### Task to complete
Only the number is needed: the count of lines in the records with the word "label".

▬▬▬▬▬▬

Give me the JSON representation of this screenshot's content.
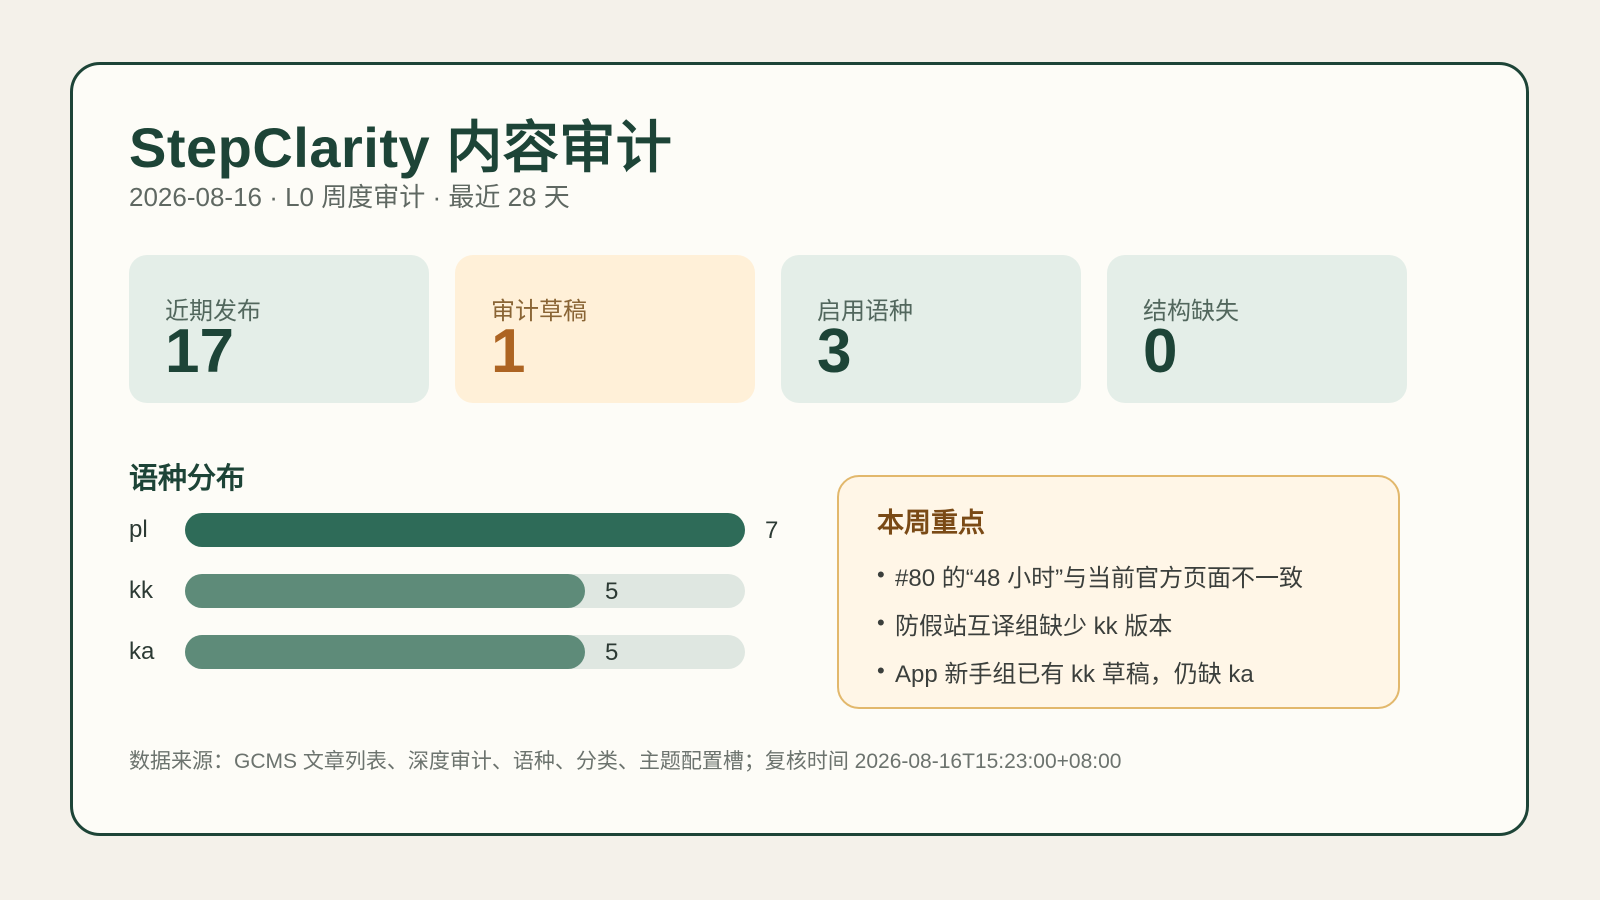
{
  "header": {
    "title": "StepClarity 内容审计",
    "subtitle": "2026-08-16 · L0 周度审计 · 最近 28 天"
  },
  "stats": [
    {
      "label": "近期发布",
      "value": "17"
    },
    {
      "label": "审计草稿",
      "value": "1"
    },
    {
      "label": "启用语种",
      "value": "3"
    },
    {
      "label": "结构缺失",
      "value": "0"
    }
  ],
  "language_distribution": {
    "title": "语种分布",
    "scale_max": 7,
    "items": [
      {
        "lang": "pl",
        "count": 7
      },
      {
        "lang": "kk",
        "count": 5
      },
      {
        "lang": "ka",
        "count": 5
      }
    ]
  },
  "weekly_focus": {
    "title": "本周重点",
    "bullet": "•",
    "items": [
      "#80 的“48 小时”与当前官方页面不一致",
      "防假站互译组缺少 kk 版本",
      "App 新手组已有 kk 草稿，仍缺 ka"
    ]
  },
  "footer": "数据来源：GCMS 文章列表、深度审计、语种、分类、主题配置槽；复核时间 2026-08-16T15:23:00+08:00",
  "colors": {
    "accent_dark": "#1d4437",
    "bar_primary": "#2e6b58",
    "bar_secondary": "#5e8b79",
    "draft_accent": "#ad6422",
    "focus_border": "#e2b86c"
  }
}
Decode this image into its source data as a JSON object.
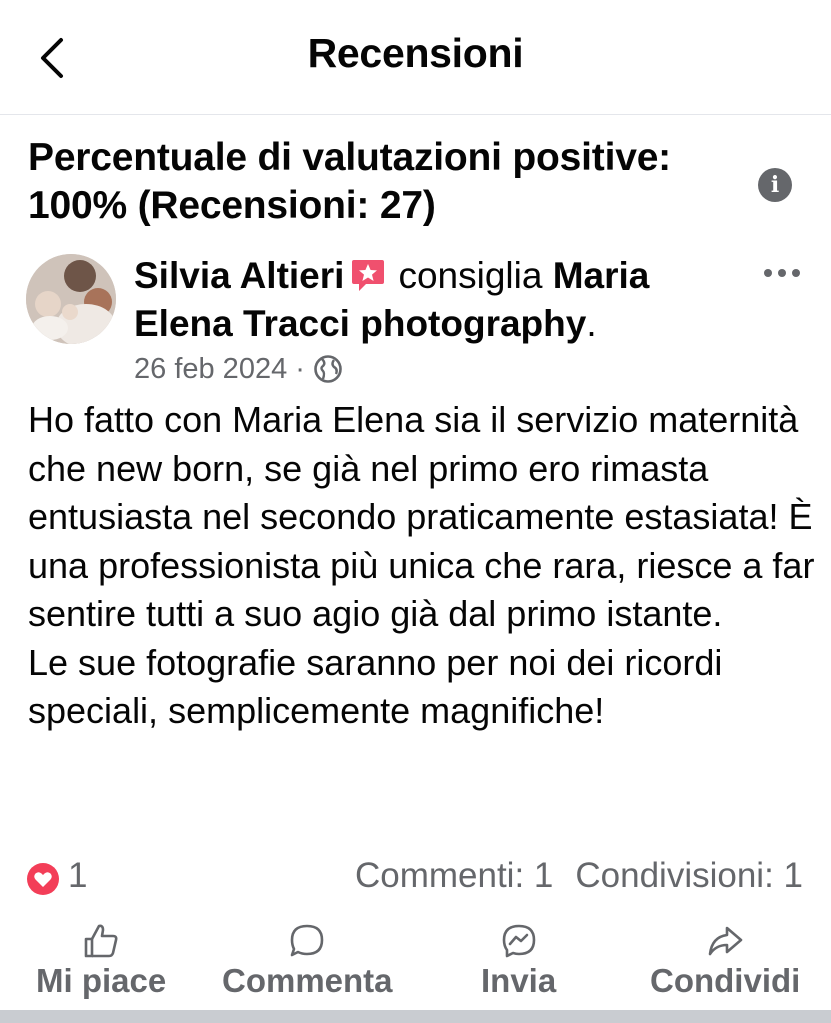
{
  "header": {
    "title": "Recensioni"
  },
  "summary": {
    "text": "Percentuale di valutazioni positive: 100% (Recensioni: 27)"
  },
  "post": {
    "author": "Silvia Altieri",
    "verb": "consiglia",
    "page": "Maria Elena Tracci photography",
    "period": ".",
    "date": "26 feb 2024",
    "separator": "·",
    "body": "Ho fatto con Maria Elena sia il servizio maternità che new born, se già nel primo ero rimasta entusiasta nel secondo praticamente estasiata! È una professionista più unica che rara, riesce a far sentire tutti a suo agio già dal primo istante.\nLe sue fotografie saranno per noi dei ricordi speciali, semplicemente magnifiche!",
    "reactions": "1",
    "comments": "Commenti: 1",
    "shares": "Condivisioni: 1"
  },
  "actions": {
    "like": "Mi piace",
    "comment": "Commenta",
    "send": "Invia",
    "share": "Condividi"
  },
  "icons": {
    "back": "chevron-left-icon",
    "info": "info-icon",
    "recommend": "recommendation-badge-icon",
    "more": "more-dots-icon",
    "privacy": "globe-icon",
    "reaction": "love-reaction-icon",
    "like": "thumbs-up-icon",
    "comment": "comment-bubble-icon",
    "send": "messenger-icon",
    "share": "share-arrow-icon"
  },
  "colors": {
    "text": "#050505",
    "secondary": "#65676b",
    "recommend_badge": "#f0506e",
    "love": "#f33e58",
    "divider": "#e4e6eb"
  }
}
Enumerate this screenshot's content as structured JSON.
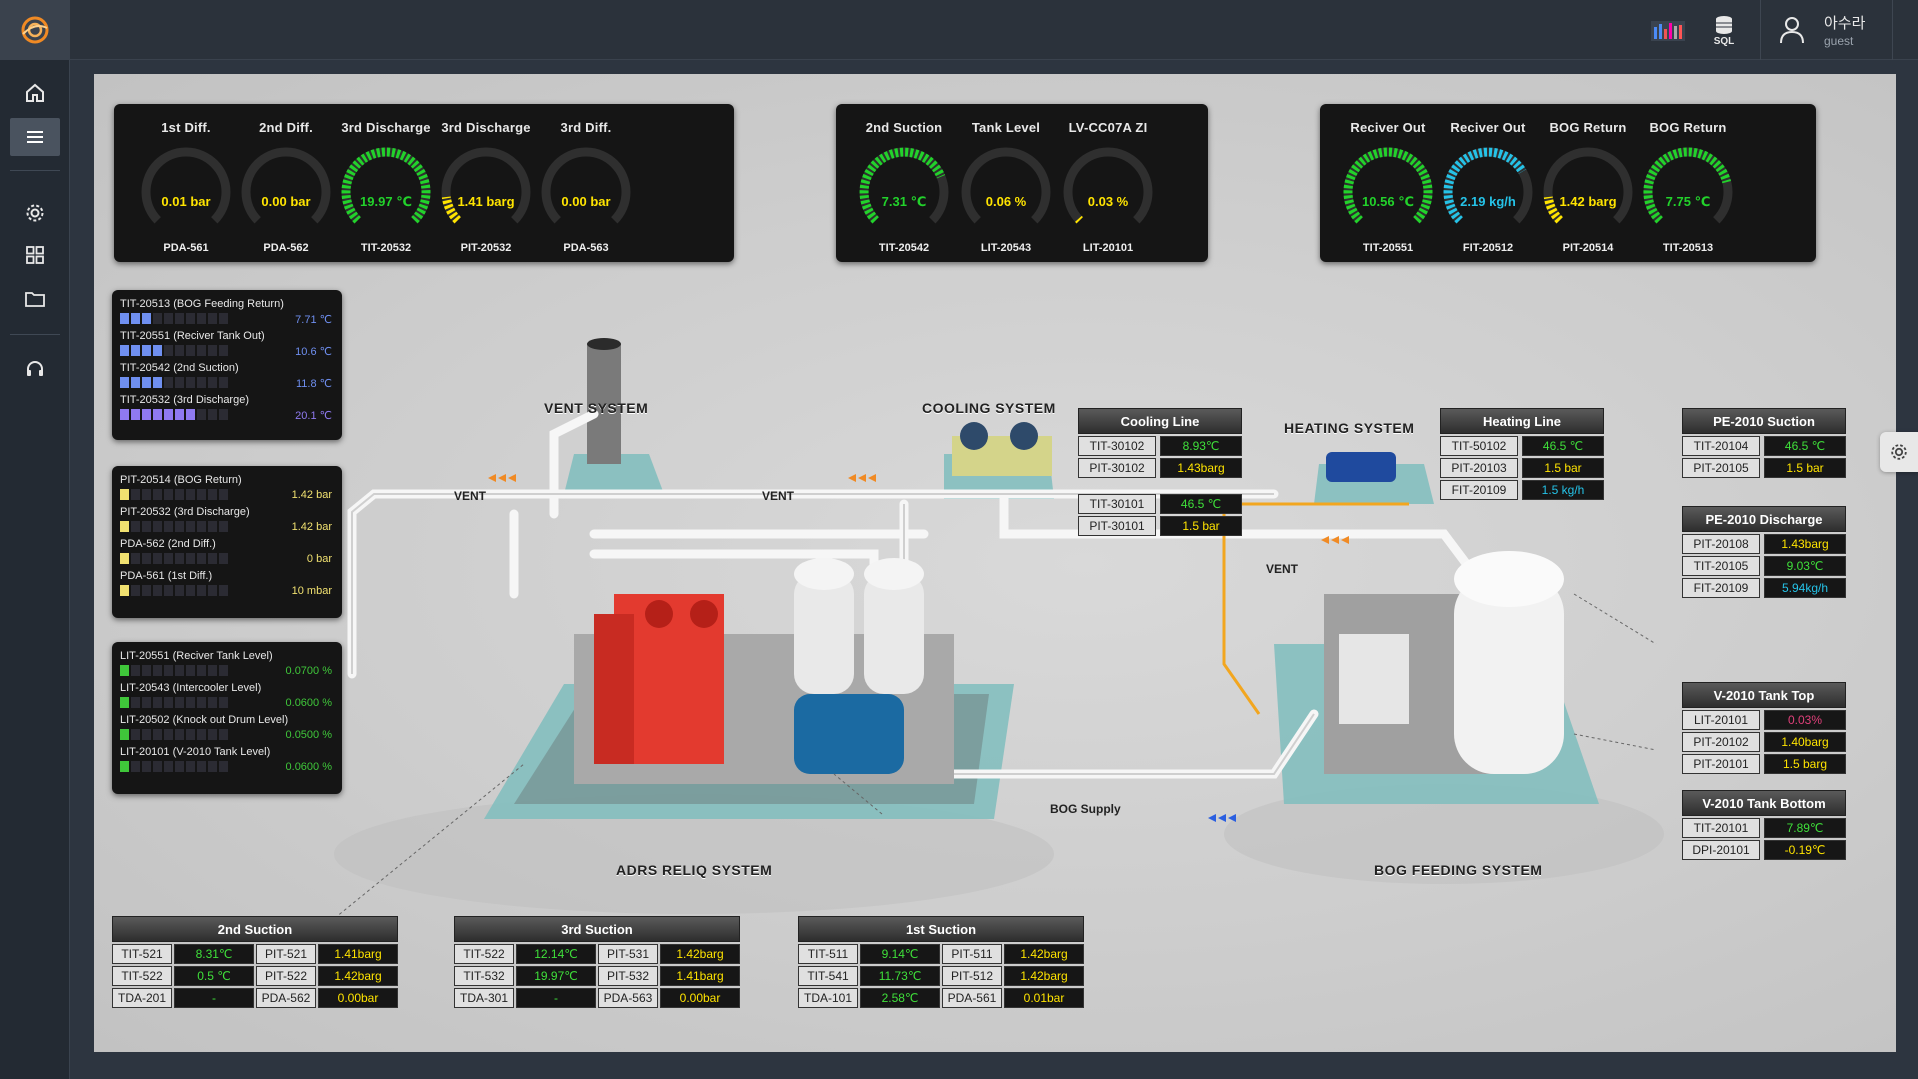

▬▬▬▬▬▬

### Exercise result
4